“Look deep into nature, and then you will understand everything better.” — Albert Einstein
“Those who contemplate the beauty of the earth find reserves of strength that will endure as long as life lasts.” — Rachel Carson
“One touch of nature makes the whole world kin.” – William Shakespeare
The connection between contemplating nature and doing your shopping at the Denman Island Christmas Craft Fair may not be immediately obvious, but let me make a case for it: the Fair is, in its own way, an enchantingly beautiful invocation of the natural elements.
Earth is predominant. A crystalline-glazed vase, a two-foot in diameter wine-red platter, a leaf-patterned tea mug – all tell a story of mud, transformed through human hands and imagination into art. And the earth element shines, literally, in the metals and stones used by the fair’s many jewelers.

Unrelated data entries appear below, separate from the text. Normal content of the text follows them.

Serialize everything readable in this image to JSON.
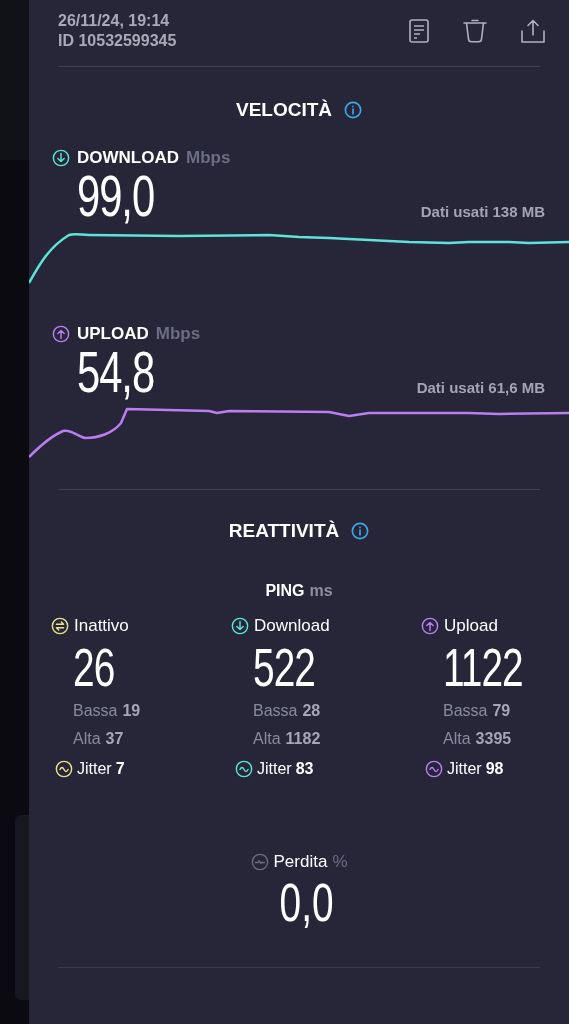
{
  "header": {
    "date": "26/11/24, 19:14",
    "id": "ID 10532599345"
  },
  "speed": {
    "title": "VELOCITÀ",
    "metrics": [
      {
        "kind": "download",
        "label": "DOWNLOAD",
        "unit": "Mbps",
        "value": "99,0",
        "data_used": "Dati usati 138 MB"
      },
      {
        "kind": "upload",
        "label": "UPLOAD",
        "unit": "Mbps",
        "value": "54,8",
        "data_used": "Dati usati 61,6 MB"
      }
    ]
  },
  "responsiveness": {
    "title": "REATTIVITÀ",
    "ping_label": "PING",
    "ping_unit": "ms",
    "columns": [
      {
        "kind": "idle",
        "label": "Inattivo",
        "value": "26",
        "low_label": "Bassa",
        "low": "19",
        "high_label": "Alta",
        "high": "37",
        "jitter_label": "Jitter",
        "jitter": "7"
      },
      {
        "kind": "download",
        "label": "Download",
        "value": "522",
        "low_label": "Bassa",
        "low": "28",
        "high_label": "Alta",
        "high": "1182",
        "jitter_label": "Jitter",
        "jitter": "83"
      },
      {
        "kind": "upload",
        "label": "Upload",
        "value": "1122",
        "low_label": "Bassa",
        "low": "79",
        "high_label": "Alta",
        "high": "3395",
        "jitter_label": "Jitter",
        "jitter": "98"
      }
    ],
    "loss": {
      "label": "Perdita",
      "unit": "%",
      "value": "0,0"
    }
  }
}
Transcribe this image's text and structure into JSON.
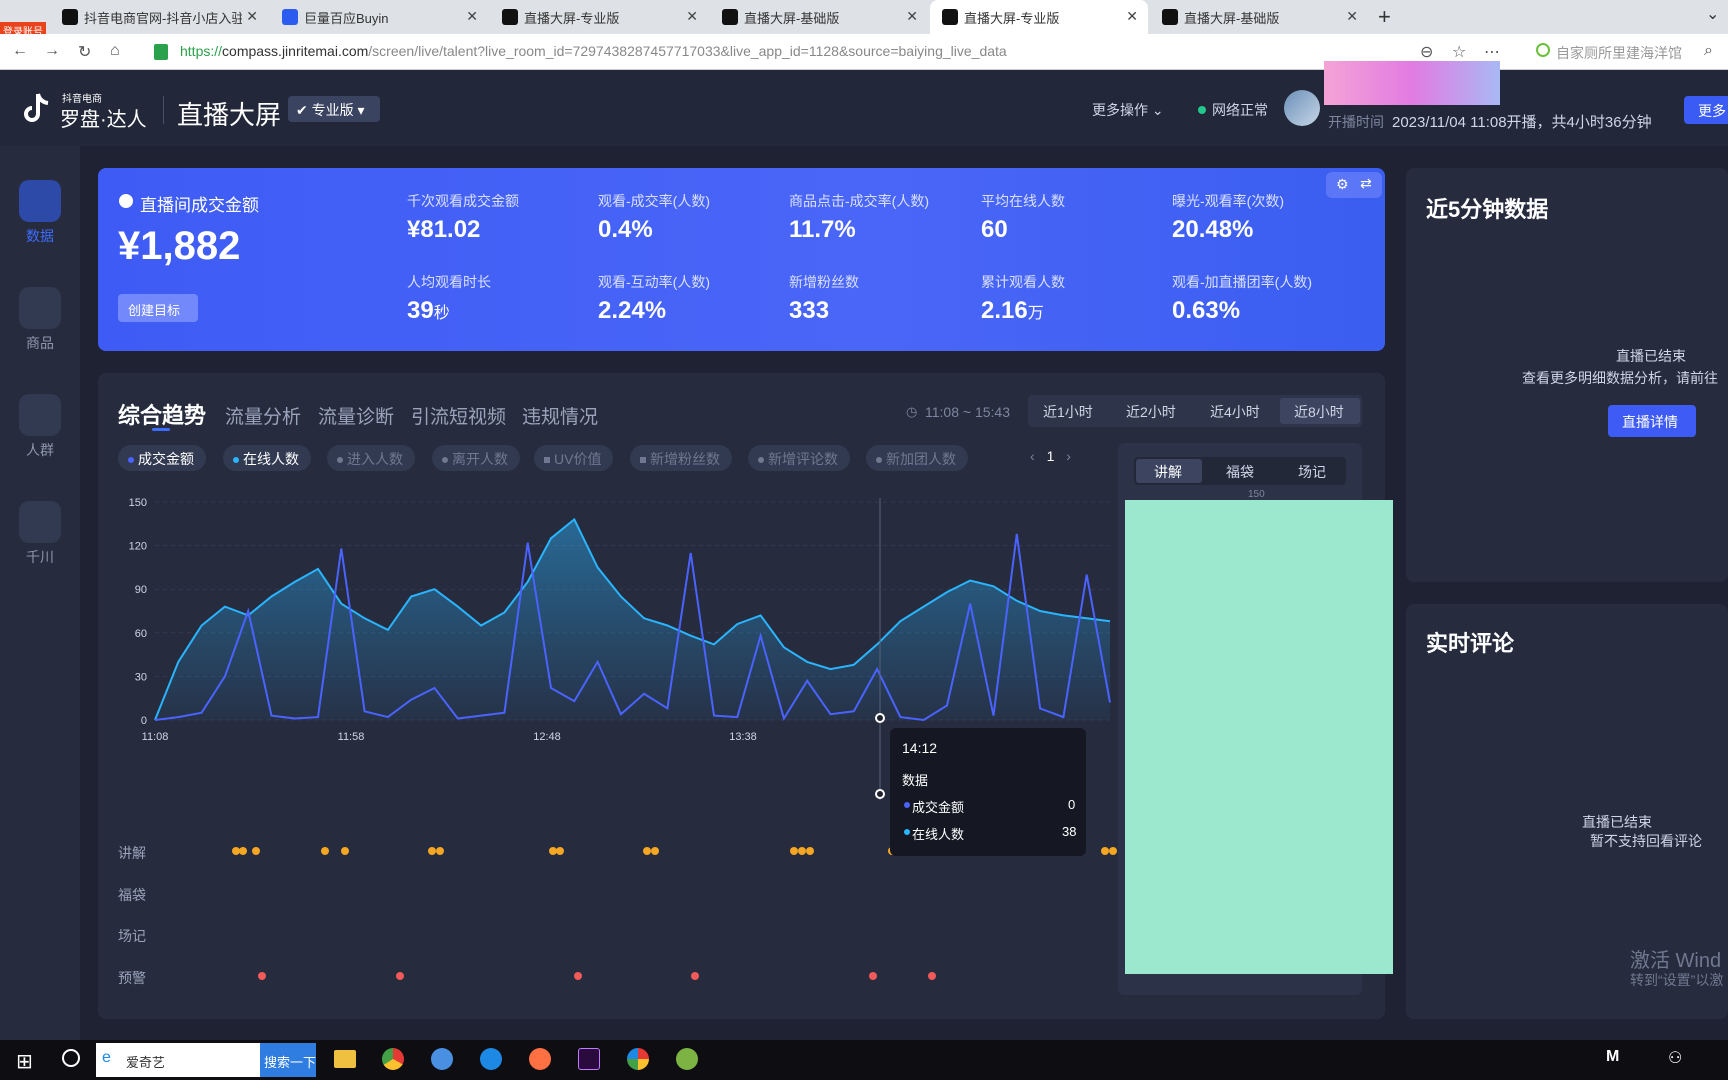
{
  "browser": {
    "badge": "登录账号",
    "tabs": [
      {
        "label": "抖音电商官网-抖音小店入驻-分"
      },
      {
        "label": "巨量百应Buyin"
      },
      {
        "label": "直播大屏-专业版"
      },
      {
        "label": "直播大屏-基础版"
      },
      {
        "label": "直播大屏-专业版",
        "active": true
      },
      {
        "label": "直播大屏-基础版"
      }
    ],
    "url_prefix": "https://",
    "url_host": "compass.jinritemai.com",
    "url_path": "/screen/live/talent?live_room_id=7297438287457717033&live_app_id=1128&source=baiying_live_data",
    "search_text": "自家厕所里建海洋馆"
  },
  "header": {
    "brand_small": "抖音电商",
    "brand": "罗盘·达人",
    "title": "直播大屏",
    "edition": "专业版",
    "more_ops": "更多操作",
    "network": "网络正常",
    "start_label": "开播时间",
    "start_value": "2023/11/04 11:08开播，共4小时36分钟",
    "more_btn": "更多"
  },
  "nav": [
    {
      "label": "数据",
      "active": true
    },
    {
      "label": "商品"
    },
    {
      "label": "人群"
    },
    {
      "label": "千川"
    }
  ],
  "kpi": {
    "main_label": "直播间成交金额",
    "main_value": "¥1,882",
    "target_btn": "创建目标",
    "metrics": [
      {
        "label": "千次观看成交金额",
        "value": "¥81.02"
      },
      {
        "label": "观看-成交率(人数)",
        "value": "0.4%"
      },
      {
        "label": "商品点击-成交率(人数)",
        "value": "11.7%"
      },
      {
        "label": "平均在线人数",
        "value": "60"
      },
      {
        "label": "曝光-观看率(次数)",
        "value": "20.48%"
      },
      {
        "label": "人均观看时长",
        "value": "39",
        "unit": "秒"
      },
      {
        "label": "观看-互动率(人数)",
        "value": "2.24%"
      },
      {
        "label": "新增粉丝数",
        "value": "333"
      },
      {
        "label": "累计观看人数",
        "value": "2.16",
        "unit": "万"
      },
      {
        "label": "观看-加直播团率(人数)",
        "value": "0.63%"
      }
    ]
  },
  "trend": {
    "tabs": [
      "综合趋势",
      "流量分析",
      "流量诊断",
      "引流短视频",
      "违规情况"
    ],
    "time_range": "11:08 ~ 15:43",
    "ranges": [
      "近1小时",
      "近2小时",
      "近4小时",
      "近8小时"
    ],
    "chips": [
      {
        "label": "成交金额",
        "color": "#4a63ff",
        "on": true
      },
      {
        "label": "在线人数",
        "color": "#2ab5ff",
        "on": true
      },
      {
        "label": "进入人数",
        "on": false
      },
      {
        "label": "离开人数",
        "on": false
      },
      {
        "label": "UV价值",
        "on": false
      },
      {
        "label": "新增粉丝数",
        "on": false
      },
      {
        "label": "新增评论数",
        "on": false
      },
      {
        "label": "新加团人数",
        "on": false
      }
    ],
    "page": "1",
    "sub_tabs": [
      "讲解",
      "福袋",
      "场记"
    ],
    "sub_axis_top": "150",
    "row_labels": [
      "讲解",
      "福袋",
      "场记",
      "预警"
    ],
    "tooltip": {
      "time": "14:12",
      "title": "数据",
      "rows": [
        {
          "name": "成交金额",
          "value": "0"
        },
        {
          "name": "在线人数",
          "value": "38"
        }
      ]
    }
  },
  "chart_data": {
    "type": "line",
    "x_ticks": [
      "11:08",
      "11:58",
      "12:48",
      "13:38"
    ],
    "y_ticks": [
      0,
      30,
      60,
      90,
      120,
      150
    ],
    "ylim": [
      0,
      150
    ],
    "series": [
      {
        "name": "在线人数",
        "color": "#2ab5ff",
        "values": [
          0,
          40,
          65,
          78,
          72,
          85,
          95,
          104,
          80,
          70,
          62,
          85,
          90,
          78,
          65,
          74,
          95,
          125,
          138,
          105,
          85,
          70,
          65,
          58,
          52,
          66,
          72,
          50,
          40,
          35,
          38,
          52,
          68,
          78,
          88,
          96,
          92,
          82,
          75,
          72,
          70,
          68
        ]
      },
      {
        "name": "成交金额",
        "color": "#4a63ff",
        "values": [
          0,
          2,
          5,
          30,
          75,
          3,
          1,
          2,
          118,
          6,
          2,
          14,
          22,
          1,
          3,
          5,
          122,
          22,
          13,
          40,
          4,
          18,
          8,
          115,
          3,
          2,
          58,
          1,
          27,
          4,
          6,
          35,
          2,
          0,
          10,
          80,
          3,
          128,
          8,
          2,
          100,
          12
        ]
      }
    ]
  },
  "right": {
    "five_min_title": "近5分钟数据",
    "ended": "直播已结束",
    "ended_hint": "查看更多明细数据分析，请前往",
    "detail_btn": "直播详情",
    "comments_title": "实时评论",
    "comments_ended": "直播已结束",
    "comments_hint": "暂不支持回看评论",
    "watermark_1": "激活 Wind",
    "watermark_2": "转到“设置”以激"
  },
  "taskbar": {
    "search_text": "爱奇艺",
    "search_btn": "搜索一下"
  }
}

Water shows up in artisanal teas from wildcrafted plants, and wine from local vineyards. Also, scented soaps, lotions, and cosmetic oils invoke the warm soothing waters of a bath where we can pamper ourselves with products made from natural, locally-sourced ingredients.
Fire collaborates with earth in the ceramic arts, and also provides the transformative power found in glass arts and metalwork. The fire of the sun is also captured in dried flowers arranged as ornaments or made into teas.
And air? You can’t make crafts out of air, but you can smell it in the many luscious scents of the fair: rose and sandalwood, espresso and hot apple cider, beeswax and fir sap. You can see its movement in the fluttering of a hand-dipped candle flame, and hear its vibrations as you listen to local children playing mandolin outside the Community Hall.
Nature is everywhere: the forest manifests in exquisite wooden bowls, boxes and baskets. The animals that graze Denman’s fields contribute, whether via a pair of woollen socks, hand-knitted by the farmer who raised the sheep, or an irresistibly cute little needle-felted mouse. Denman’s gardens provide big firm garlic heads for braids; fruit for jams; and hot peppers for salsas and relishes.
By gathering together so many beautiful objects that come directly from the earth, craft fairs reconfigure our relationship with shopping, with the objects we use for play, utility and pleasure. The fair offers a welcome counterpoint to the disconnect created by global mass-production, and it brings our relationship with stuff a few satisfying steps closer to sustainable.
In a world where “nature deficit disorder” is a recognized syndrome associated with a host of physical, mental and social problems, taking part in a craft fair, as a vendor or shopper, feels ever more meaningful.
Originally published in The Island Word, November 2017
photos by Fireweed